Heatwaves, Wildfires, and Air Pollution: Compounding and Cascading Climate Hazards to Health (WHO/WMO)

  • Rising temperatures are linked to increased heat-related mortality and work impairment, with an excess of 103 billion potential work hours lost globally in 2019 compared with those lost in 2000.
  • COVID-19 recovery efforts should be aligned with national climate change and air quality strategies to reduce risks from compounding and cascading climate hazards, and gain health co-benefits.

Sea- level and Coastal Impacts WCRP (WMO/IOC/ISC)

  • Global mean sea levels rose 20 cm from 1900 to 2018 and at an accelerated rate of 3.7+0.5 mm/yr from 2006 to 2018.
  • Even if emissions are reduced to limit warming to well below 2 °C, global mean sea level would likely rise by 0.3–0.6 m by 2100, and could rise 0.3–3.1 m by 2300.
  • Adaptation to this residual rise will be essential – adaptation strategies are needed where they do not exist – especially in low-lying coasts, small islands, deltas and coastal cities.

Global Climate in 2021–2025 – WMO Global Annual to Decadal Climate Update (Met Office/WMO/WCRP)

  • Annual global mean near-surface temperature is likely to be at least 1 °C warmer than pre-industrial levels (defined as the 1850–1900 average) in each of the coming five years and is very likely to be within the range 0.9 °C to 1.8 °C.
  • Over 2021–2025, high latitude regions and the Sahel are likely to be wetter than the recent past.
  • There is a 40% chance that average global temperature in one of the next five years will be at least 1.5 °C warmer than pre-industrial levels but it is very unlikely (~10%) that the 5-year mean temperature for 2021–2025 will be 1.5 °C warmer than pre-industrial levels.

Emissions Gap (United Nations Environment Programme – UNEP)

  • Five years after the adoption of the Paris Agreement, the emissions gap is as large as ever: global emissions need to be 15 GtCO₂e lower than current unconditional Nationally Determined Contributions (NDCs) imply for a 2 °C goal, and 32 GtCO₂e lower for the 1.5 °C goal.
  • The COVID-19 crisis offers only a short-term reduction in global emissions.
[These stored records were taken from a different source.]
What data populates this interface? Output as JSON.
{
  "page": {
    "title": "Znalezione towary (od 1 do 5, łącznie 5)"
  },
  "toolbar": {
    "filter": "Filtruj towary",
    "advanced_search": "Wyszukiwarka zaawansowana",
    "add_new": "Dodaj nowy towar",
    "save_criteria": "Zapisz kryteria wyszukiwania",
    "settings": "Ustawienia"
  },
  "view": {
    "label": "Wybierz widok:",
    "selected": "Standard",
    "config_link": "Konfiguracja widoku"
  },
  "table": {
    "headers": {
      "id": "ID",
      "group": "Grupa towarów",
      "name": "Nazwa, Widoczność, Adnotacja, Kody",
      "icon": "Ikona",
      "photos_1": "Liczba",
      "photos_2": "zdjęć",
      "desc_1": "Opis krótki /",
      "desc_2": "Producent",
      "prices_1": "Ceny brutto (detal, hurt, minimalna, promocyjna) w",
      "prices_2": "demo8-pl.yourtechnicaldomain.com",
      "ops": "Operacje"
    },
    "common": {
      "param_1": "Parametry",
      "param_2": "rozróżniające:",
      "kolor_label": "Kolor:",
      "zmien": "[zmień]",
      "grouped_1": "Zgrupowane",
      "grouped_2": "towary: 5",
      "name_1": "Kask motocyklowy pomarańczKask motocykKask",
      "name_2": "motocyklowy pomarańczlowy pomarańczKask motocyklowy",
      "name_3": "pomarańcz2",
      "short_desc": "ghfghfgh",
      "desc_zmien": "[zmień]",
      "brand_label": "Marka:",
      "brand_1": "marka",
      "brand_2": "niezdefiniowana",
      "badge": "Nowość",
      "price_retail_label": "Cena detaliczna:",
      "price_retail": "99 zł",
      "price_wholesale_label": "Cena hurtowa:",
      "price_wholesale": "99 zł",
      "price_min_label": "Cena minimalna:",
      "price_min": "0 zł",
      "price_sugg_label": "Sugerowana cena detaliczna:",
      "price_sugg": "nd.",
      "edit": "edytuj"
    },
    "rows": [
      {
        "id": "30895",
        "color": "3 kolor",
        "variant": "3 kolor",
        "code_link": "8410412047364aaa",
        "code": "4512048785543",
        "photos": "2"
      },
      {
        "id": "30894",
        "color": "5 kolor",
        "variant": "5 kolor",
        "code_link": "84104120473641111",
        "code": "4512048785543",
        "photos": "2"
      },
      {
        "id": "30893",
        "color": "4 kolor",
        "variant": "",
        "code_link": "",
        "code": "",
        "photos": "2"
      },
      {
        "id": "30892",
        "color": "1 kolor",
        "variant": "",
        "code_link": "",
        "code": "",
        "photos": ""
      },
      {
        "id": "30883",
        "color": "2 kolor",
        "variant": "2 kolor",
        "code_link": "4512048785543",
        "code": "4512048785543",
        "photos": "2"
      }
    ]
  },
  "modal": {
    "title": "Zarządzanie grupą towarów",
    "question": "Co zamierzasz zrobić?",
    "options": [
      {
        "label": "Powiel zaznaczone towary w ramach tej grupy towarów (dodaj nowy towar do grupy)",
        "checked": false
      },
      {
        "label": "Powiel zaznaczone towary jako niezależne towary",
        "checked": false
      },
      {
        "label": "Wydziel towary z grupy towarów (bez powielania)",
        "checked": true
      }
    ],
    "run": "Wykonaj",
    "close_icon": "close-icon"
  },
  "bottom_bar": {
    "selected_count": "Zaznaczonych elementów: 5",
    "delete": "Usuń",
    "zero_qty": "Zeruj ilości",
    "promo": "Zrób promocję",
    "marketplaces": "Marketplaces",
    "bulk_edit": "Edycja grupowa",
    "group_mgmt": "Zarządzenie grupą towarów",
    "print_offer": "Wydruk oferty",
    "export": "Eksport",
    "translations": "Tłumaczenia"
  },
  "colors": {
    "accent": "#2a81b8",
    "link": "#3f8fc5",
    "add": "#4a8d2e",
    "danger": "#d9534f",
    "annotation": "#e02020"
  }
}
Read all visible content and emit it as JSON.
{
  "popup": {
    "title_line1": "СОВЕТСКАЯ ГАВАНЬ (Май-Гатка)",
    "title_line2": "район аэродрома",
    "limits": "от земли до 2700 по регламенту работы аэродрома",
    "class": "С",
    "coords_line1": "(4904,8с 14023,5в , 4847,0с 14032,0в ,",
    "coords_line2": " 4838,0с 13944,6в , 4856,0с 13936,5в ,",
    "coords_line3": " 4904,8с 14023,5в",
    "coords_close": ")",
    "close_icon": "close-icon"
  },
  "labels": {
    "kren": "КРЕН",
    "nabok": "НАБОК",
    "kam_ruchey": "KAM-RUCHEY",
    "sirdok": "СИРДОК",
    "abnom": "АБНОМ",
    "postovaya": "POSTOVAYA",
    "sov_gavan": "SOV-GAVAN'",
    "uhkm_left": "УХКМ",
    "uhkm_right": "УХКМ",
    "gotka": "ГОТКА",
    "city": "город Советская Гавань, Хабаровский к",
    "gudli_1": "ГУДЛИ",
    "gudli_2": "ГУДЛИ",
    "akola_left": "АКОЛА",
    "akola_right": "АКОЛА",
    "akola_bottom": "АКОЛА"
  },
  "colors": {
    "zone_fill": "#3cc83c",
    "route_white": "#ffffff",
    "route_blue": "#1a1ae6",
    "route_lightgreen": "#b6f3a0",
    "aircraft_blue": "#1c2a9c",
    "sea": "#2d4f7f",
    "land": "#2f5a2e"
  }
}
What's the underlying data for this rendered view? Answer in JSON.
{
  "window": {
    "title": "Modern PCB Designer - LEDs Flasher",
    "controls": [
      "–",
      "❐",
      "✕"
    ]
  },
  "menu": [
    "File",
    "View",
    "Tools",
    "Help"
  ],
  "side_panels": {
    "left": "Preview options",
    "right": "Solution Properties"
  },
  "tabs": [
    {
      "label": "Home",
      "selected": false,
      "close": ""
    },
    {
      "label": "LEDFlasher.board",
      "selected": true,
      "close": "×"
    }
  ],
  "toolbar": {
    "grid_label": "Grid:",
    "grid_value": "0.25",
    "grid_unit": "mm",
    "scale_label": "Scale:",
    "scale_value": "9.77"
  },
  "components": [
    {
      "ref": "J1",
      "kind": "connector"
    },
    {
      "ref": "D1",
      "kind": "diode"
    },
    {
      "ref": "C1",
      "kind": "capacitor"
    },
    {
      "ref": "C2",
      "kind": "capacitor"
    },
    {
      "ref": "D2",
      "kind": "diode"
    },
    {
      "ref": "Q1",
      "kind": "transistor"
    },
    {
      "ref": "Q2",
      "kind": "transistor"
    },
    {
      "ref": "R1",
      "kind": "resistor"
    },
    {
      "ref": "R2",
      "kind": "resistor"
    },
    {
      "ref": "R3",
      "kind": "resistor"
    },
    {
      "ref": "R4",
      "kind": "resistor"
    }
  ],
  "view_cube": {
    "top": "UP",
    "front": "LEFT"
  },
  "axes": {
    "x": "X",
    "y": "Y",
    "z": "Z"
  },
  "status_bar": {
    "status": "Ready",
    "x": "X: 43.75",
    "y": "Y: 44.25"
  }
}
It will not significantly reduce emissions by 2030 unless countries pursue an economic recovery that incorporates strong decarbonization.
  • The increasing number of countries committing to net-zero emission goals is encouraging, with about 63% of global emissions now covered by such goals. However, to remain feasible and credible, these goals urgently need to be reflected in near-term policy and in significantly more ambitious NDCs for the period to 2030.